Probability distributions are used in simulation models to replicate real-world scenarios and analyze complex systems. By sampling from appropriate distributions, simulations can generate random inputs and evaluate the behavior and performance of systems or processes. Optimization techniques often rely on probability distributions to model uncertain parameters and find optimal solutions.
These are just a few examples of how probability distributions are used across various fields. Probability theory and distributions provide a powerful framework for understanding uncertainty, analyzing data, and making informed decisions.
Types of Probability Distribution with Examples:
There are numerous probability distributions, each with its own characteristics and applications. Here are some common types of probability distributions along with examples:
- Bernoulli Distribution: Models a single binary outcome with two possible values (e.g., success or failure, heads or tails).
- Binomial Distribution: Represents the number of successes in a fixed number of independent Bernoulli trials (e.g., the number of heads in 10 coin flips).
- Poisson Distribution: Describes the number of events that occur in a fixed interval of time or space, assuming a constant rate of occurrence (e.g., the number of emails received per hour).
- Uniform Distribution: Provides equal probability to all values within a specified range (e.g., a random number between 0 and 1).
- Normal Distribution: Often referred to as the bell curve, it is characterized by a symmetric shape and is widely used in statistical analysis (e.g., heights or weights of a population).
- Exponential Distribution: Models the time between consecutive events in a Poisson process (e.g., the time between phone calls at a call center).
- Gamma Distribution: Generalizes the exponential distribution and is commonly used to model wait times, failure rates, and various other continuous positive variables.
- Beta Distribution: Represents probabilities of events occurring within a fixed interval and is often used as a prior distribution in Bayesian inference.
- Log-Normal Distribution: Describes variables that are the product of many small independent factors (e.g., stock prices or incomes).
- Multinomial Distribution: Generalizes the binomial distribution to more than two outcomes (e.g., a dice roll with multiple possible outcomes).
- Multivariate Normal Distribution: Generalizes the normal distribution to multiple dimensions and is widely used in multivariate statistics and finance.

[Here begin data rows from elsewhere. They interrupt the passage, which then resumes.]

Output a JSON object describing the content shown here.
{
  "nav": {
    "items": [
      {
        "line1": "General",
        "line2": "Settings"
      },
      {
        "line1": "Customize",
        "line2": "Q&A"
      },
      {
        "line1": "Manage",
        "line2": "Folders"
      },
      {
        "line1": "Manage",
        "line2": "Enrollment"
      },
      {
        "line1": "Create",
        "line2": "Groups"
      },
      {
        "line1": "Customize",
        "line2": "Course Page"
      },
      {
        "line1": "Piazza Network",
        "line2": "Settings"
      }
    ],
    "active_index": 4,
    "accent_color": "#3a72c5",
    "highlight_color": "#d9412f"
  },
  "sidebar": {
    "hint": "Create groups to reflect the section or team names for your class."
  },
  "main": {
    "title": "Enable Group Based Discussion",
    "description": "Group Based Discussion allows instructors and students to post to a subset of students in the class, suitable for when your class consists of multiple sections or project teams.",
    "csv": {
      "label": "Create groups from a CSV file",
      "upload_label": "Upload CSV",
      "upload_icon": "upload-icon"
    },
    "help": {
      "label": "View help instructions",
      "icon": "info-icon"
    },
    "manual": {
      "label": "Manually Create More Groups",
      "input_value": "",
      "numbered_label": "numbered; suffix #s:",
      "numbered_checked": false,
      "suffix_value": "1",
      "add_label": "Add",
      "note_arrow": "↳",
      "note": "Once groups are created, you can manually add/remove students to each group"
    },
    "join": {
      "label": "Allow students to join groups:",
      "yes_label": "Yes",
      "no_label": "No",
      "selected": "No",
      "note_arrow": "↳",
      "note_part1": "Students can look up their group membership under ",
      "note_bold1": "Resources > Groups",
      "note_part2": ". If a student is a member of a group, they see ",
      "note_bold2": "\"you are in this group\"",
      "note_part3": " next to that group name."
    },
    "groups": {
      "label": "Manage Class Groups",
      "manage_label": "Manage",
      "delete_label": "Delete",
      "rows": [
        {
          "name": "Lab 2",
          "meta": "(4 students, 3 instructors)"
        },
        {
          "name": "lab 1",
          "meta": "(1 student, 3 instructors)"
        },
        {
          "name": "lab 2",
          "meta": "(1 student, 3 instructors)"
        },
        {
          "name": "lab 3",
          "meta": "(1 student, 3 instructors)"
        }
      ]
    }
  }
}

- Multivariate Poisson Distribution: Extends the Poisson distribution to multiple dimensions, often used in the analysis of rare events occurring simultaneously.
These are just a few examples of the many probability distributions available. Each distribution has its own unique properties, assumptions, and applications, allowing statisticians to model and analyze a wide range of phenomena.
Therefore, one of the most important topics in Data Science includes probability distribution. For the purpose of analysing data and acquiring crucial insights for business decision-making, probability distribution is an important part of the process. You can undertake different Data Science course offered by Pickl.AI thereby enhancing your skills and concepts in probability.
What is a discrete probability distribution?
Discrete probability distribution refers to the occurrences of counts which have countable or finite outcomes. Binomial, Poisson and Bernoulli are the common discrete probability distributions.
Why do we use probability distributions in Data Science?
The use of probability distribution in Data Science is important for analysing data and preparing dataset for efficient training in algorithm. It allows skilled Data Analysts in recognising and comprehending patterns from large sets of data.
What are the applications of probability distributions in science?
Some of the practical applications of probability distribution are as follows:
- Calculating confidence intervals for parameters and calculating critical regions for testing hypothesis.
- In case of univariate data, it is often useful in determining a reasonable model of distribution for data.
- Distributional probability are often based on statistical intervals and hypothesis test.